by John Dey (Fred Hutch Cancer Center)

[recording @ YouTube - slides, PDF]

Easyconfig files at Fred Hutch (https://github.com/FredHutch/easybuild-life-sciences).

easy_update (https://github.com/fizwit/easy_update) has been enhanced to follow complex dependencies of bundles.
The size of R continues to creep in size. Many of the additional module requests could be minimized if sites extended the base easyconfig. Does every site need libraries for Marine Science?

EBcb (https://github.com/FredHutch/EBcb): EasyBuild container build - A docker container for building software with EasyBuild, a clean room for building easyconfigs.

[Wed 26 April 2023 - 11:30-12:00 BST - on-site]
User experience with EasyBuild deploying Health-GPS Microsimulation to Imperial HPC (Israel Vieira)
by Israel Vieira (Imperial College London)

[recording @ YouTube - slides, PDF]

This talk presents a first-time user experience with EasyBuild deploying the Health-GPS software to the Imperial College HPC system. Health-GPS is an open source, cross-platform microsimulation tool written in modern C++ using a toolchain that includes package manager for external dependencies. The software was initially deployed manually to the HPC, the transition to EasyBuild deployment has been a great success and streamlined the software development! However, the process required a steep learning curve and determination from the user, support from the HPC team, collaboration with EasyBuild users, and like our personal lives, is still under construction.

[Wed 26 April 2023 - 13:00-14:00 BST - remote]
So you want to implement a bug fix or feature in EasyBuild framework...
by Alex Domingo (Vrije Universiteit Brussel, Belgium)

[recording @ YouTube - slides, PDF]

[Wed 26 April 2023 - 14:00-15:00 BST - on-site]
Open (guided) discussion on EasyBuild/EESSI

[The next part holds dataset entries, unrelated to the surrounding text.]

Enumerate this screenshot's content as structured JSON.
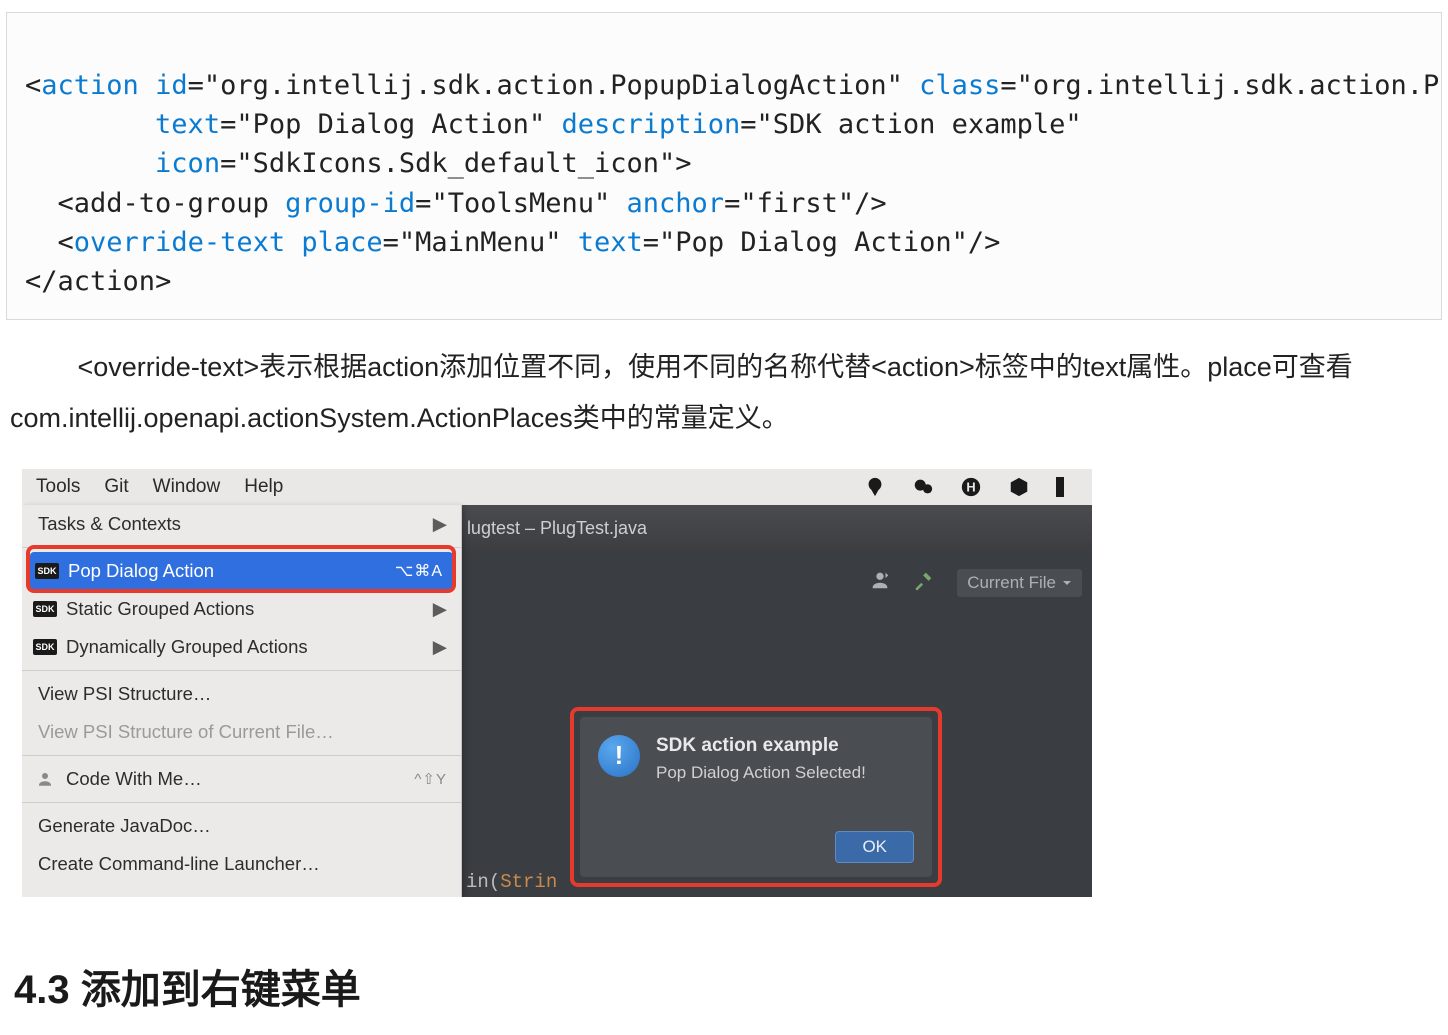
{
  "code": {
    "tag_action_open": "action",
    "attr_id": "id",
    "val_id": "\"org.intellij.sdk.action.PopupDialogAction\"",
    "attr_class": "class",
    "val_class": "\"org.intellij.sdk.action.PopupDialogAction\"",
    "attr_text": "text",
    "val_text": "\"Pop Dialog Action\"",
    "attr_desc": "description",
    "val_desc": "\"SDK action example\"",
    "attr_icon": "icon",
    "val_icon": "\"SdkIcons.Sdk_default_icon\"",
    "tag_addgroup": "add-to-group",
    "attr_groupid": "group-id",
    "val_groupid": "\"ToolsMenu\"",
    "attr_anchor": "anchor",
    "val_anchor": "\"first\"",
    "tag_override": "override-text",
    "attr_place": "place",
    "val_place": "\"MainMenu\"",
    "attr_otext": "text",
    "val_otext": "\"Pop Dialog Action\"",
    "tag_action_close": "action"
  },
  "para": "<override-text>表示根据action添加位置不同，使用不同的名称代替<action>标签中的text属性。place可查看com.intellij.openapi.actionSystem.ActionPlaces类中的常量定义。",
  "menubar": {
    "tools": "Tools",
    "git": "Git",
    "window": "Window",
    "help": "Help"
  },
  "titlebar": "lugtest – PlugTest.java",
  "toolbar": {
    "current_file": "Current File"
  },
  "menu": {
    "tasks": "Tasks & Contexts",
    "pop": "Pop Dialog Action",
    "pop_shortcut": "⌥⌘A",
    "static": "Static Grouped Actions",
    "dynamic": "Dynamically Grouped Actions",
    "psi": "View PSI Structure…",
    "psi_cur": "View PSI Structure of Current File…",
    "cwm": "Code With Me…",
    "cwm_shortcut": "^⇧Y",
    "javadoc": "Generate JavaDoc…",
    "launcher": "Create Command-line Launcher…",
    "sdk_badge": "SDK"
  },
  "dialog": {
    "title": "SDK action example",
    "msg": "Pop Dialog Action Selected!",
    "ok": "OK"
  },
  "sliver": {
    "pn1": "in",
    "pn2": "(",
    "ty": "Strin"
  },
  "heading": "4.3 添加到右键菜单"
}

HPCNow! is sponsoring the EUM'23 group dinner on Monday.

INUITS is sponsoring the EUM'23 social event on Wednesday.


In case of questions, please contact eum@lists.ugent.be.